Tube cleaning is the process whereby the boiler tubes of steam locomotives are cleaned out, removing soot and ash in order to ensure the effective generation of the draught for the fire. This was often done with steam lances or compressed air and accompanied by brushing as required.
During the 1930s some UK locomotives were fitted with steam operated tube-cleaning guns, sometimes referred to as anti-carbonisers. It was possible to direct sand, under steam pressure, to any part of the rear tube plate from a lever in the cab.

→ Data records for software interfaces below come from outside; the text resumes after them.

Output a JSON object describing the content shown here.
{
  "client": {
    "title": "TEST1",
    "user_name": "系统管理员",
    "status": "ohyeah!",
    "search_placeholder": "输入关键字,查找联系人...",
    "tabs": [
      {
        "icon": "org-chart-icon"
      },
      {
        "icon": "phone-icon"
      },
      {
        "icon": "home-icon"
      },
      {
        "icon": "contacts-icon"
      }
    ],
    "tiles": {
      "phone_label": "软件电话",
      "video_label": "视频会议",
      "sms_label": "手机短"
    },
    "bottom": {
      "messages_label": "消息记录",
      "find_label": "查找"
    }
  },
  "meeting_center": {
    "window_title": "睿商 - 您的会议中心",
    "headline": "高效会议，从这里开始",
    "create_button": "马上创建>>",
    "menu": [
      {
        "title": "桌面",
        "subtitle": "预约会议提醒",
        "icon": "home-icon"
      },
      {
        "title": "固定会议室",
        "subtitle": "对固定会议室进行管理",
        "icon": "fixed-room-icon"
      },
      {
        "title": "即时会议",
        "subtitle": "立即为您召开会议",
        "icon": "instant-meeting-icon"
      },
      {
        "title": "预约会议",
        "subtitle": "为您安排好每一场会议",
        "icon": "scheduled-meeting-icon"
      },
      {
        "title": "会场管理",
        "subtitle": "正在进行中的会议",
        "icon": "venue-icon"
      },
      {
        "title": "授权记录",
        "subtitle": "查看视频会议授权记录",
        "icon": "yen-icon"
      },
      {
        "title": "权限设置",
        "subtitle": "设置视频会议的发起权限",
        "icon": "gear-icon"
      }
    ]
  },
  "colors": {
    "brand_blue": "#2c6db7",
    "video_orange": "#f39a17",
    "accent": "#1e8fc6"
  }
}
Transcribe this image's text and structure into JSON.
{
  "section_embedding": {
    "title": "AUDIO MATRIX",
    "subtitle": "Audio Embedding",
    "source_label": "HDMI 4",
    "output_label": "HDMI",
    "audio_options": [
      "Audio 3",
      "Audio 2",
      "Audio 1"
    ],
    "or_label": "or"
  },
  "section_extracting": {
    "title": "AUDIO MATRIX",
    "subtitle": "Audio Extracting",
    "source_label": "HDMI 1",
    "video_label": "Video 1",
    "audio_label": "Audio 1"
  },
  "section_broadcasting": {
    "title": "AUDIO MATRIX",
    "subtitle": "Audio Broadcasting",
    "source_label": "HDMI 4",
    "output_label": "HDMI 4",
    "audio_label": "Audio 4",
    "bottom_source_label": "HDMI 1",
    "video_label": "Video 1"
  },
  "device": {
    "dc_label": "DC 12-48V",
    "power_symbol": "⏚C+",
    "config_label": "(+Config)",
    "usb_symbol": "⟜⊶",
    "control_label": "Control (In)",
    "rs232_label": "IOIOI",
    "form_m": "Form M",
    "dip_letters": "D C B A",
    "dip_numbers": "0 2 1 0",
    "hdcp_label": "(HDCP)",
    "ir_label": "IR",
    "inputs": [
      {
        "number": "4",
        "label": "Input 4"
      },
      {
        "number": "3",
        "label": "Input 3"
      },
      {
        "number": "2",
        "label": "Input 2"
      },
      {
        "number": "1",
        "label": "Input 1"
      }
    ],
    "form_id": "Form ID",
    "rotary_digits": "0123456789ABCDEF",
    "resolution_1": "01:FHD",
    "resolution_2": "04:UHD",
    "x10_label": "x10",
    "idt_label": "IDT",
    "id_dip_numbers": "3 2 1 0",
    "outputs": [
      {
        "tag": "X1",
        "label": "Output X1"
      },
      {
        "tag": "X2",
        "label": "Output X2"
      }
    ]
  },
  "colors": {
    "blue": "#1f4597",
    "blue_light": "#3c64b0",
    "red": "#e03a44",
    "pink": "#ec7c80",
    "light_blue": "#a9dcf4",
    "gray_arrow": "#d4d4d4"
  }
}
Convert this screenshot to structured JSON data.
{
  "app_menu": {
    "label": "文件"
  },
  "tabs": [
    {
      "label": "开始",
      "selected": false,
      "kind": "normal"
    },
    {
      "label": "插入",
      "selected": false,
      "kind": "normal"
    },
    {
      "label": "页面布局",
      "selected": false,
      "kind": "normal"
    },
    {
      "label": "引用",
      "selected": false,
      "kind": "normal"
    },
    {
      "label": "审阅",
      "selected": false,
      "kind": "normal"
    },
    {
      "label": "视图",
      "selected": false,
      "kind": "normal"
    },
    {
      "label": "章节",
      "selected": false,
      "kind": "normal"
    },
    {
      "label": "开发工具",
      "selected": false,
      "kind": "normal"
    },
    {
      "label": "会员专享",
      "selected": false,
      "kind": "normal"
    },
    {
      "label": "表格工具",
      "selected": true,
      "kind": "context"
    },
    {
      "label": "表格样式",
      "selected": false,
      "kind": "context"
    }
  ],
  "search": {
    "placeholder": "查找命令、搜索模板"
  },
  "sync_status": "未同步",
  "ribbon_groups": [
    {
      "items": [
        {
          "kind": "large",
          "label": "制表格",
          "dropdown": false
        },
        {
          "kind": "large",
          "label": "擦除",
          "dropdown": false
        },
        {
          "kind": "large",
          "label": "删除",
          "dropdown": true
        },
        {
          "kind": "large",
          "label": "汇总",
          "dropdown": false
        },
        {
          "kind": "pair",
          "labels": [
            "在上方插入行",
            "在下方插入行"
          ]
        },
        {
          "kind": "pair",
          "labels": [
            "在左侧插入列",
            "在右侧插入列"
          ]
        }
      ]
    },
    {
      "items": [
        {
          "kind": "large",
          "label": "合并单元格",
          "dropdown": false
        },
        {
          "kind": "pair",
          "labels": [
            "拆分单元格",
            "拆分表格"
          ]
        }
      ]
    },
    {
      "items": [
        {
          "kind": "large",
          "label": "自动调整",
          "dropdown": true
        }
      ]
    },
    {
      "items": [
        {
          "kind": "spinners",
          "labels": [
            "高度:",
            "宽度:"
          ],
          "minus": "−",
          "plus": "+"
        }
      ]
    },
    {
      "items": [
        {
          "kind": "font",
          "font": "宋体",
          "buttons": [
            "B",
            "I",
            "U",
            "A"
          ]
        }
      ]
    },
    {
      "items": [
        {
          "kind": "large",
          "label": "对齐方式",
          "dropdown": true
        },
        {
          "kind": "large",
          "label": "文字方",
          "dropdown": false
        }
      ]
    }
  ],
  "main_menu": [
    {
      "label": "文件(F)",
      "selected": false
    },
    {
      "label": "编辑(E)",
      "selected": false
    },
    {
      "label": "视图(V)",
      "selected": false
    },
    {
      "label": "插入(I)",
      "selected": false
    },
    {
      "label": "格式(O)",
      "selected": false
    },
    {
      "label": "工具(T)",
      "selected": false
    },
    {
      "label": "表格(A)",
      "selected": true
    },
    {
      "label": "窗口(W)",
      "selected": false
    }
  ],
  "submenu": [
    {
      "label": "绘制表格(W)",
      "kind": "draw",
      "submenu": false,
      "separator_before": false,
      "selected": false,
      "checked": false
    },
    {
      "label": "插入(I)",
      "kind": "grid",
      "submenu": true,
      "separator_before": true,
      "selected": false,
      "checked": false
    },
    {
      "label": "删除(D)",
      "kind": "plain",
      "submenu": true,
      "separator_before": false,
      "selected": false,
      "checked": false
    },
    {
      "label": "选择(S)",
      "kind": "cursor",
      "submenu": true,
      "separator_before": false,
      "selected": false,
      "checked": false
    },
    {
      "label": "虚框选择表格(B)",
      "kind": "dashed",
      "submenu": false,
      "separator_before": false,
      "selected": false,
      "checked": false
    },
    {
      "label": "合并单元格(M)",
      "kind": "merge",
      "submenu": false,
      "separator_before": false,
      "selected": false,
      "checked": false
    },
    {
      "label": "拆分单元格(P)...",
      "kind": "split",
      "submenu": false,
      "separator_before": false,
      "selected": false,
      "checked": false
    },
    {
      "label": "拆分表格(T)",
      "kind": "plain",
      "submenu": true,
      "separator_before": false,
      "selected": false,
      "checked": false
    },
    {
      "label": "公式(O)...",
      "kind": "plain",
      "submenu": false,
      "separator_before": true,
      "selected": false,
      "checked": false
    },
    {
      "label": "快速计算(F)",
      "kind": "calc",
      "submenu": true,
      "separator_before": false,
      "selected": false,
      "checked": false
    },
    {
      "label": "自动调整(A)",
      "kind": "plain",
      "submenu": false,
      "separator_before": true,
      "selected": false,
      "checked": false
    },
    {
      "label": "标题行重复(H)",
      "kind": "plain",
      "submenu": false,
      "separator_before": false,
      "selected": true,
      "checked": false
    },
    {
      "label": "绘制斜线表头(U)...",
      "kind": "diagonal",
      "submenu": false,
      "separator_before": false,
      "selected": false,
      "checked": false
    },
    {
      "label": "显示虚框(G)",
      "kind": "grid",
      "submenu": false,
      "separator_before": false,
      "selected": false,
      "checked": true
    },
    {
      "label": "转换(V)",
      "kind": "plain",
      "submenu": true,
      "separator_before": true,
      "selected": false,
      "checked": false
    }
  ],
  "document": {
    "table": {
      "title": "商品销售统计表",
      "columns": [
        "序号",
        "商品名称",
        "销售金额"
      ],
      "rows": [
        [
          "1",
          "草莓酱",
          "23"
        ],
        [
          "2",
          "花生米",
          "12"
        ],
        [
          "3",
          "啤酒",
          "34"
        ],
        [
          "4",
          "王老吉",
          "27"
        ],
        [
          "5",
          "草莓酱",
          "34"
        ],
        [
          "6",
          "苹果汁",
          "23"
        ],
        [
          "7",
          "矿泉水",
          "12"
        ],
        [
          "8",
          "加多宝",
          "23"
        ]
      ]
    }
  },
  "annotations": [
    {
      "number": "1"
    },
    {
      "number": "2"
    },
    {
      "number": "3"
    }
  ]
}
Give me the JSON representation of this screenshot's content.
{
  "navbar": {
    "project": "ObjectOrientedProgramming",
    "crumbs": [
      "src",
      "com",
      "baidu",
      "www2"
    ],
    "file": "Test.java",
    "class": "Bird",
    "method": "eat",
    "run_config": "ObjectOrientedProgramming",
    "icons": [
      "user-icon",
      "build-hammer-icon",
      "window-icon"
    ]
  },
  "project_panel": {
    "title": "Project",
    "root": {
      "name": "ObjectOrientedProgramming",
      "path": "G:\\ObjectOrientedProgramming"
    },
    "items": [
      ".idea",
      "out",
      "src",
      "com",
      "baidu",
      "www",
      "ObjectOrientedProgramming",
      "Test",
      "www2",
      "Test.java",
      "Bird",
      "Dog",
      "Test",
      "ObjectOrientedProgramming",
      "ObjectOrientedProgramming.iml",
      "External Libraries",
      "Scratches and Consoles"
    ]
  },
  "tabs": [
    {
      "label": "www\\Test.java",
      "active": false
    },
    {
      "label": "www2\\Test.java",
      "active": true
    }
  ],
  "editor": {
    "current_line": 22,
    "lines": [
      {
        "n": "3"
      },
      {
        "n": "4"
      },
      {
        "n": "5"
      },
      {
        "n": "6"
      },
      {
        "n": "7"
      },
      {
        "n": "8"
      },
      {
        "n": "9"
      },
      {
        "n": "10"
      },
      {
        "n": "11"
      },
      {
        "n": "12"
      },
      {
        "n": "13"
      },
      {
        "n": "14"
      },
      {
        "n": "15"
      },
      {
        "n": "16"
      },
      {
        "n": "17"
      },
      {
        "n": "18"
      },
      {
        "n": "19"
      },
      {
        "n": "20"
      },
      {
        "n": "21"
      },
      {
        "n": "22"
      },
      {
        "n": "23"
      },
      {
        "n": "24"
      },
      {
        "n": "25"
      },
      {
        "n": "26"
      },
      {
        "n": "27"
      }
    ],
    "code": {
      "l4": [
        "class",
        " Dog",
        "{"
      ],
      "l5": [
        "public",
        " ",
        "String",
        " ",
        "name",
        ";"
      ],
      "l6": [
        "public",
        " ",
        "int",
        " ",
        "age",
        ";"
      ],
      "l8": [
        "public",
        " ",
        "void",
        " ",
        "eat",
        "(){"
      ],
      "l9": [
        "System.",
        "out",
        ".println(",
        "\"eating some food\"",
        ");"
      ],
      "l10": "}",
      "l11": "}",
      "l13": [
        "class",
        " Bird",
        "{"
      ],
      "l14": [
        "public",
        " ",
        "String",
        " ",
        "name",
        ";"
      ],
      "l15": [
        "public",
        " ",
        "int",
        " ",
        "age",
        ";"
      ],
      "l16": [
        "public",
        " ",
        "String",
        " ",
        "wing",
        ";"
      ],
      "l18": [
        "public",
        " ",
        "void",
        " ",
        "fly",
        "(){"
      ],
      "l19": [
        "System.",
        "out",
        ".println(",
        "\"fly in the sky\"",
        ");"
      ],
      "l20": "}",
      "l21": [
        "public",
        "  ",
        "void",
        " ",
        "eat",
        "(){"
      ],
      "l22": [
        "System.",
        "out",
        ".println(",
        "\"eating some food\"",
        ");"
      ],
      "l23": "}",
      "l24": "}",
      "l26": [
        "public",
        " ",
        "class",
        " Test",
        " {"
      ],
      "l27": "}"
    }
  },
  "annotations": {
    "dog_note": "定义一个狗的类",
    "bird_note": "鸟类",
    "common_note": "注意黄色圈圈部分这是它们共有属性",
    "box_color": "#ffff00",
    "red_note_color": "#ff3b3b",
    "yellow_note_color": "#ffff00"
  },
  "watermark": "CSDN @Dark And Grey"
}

In Germany too, locomotive sheds often had tube cleaning equipment (Rohrblasgerüst) which was used to blow through the boiler tubes. This tube cleaning, carried out by a steam lance, had to be done once a week. Residue left in the fire and smoke tubes not only reduced the transfer of heat from the hot smoke gases to the water in the boiler, but also accelerated corrosion of the tubes.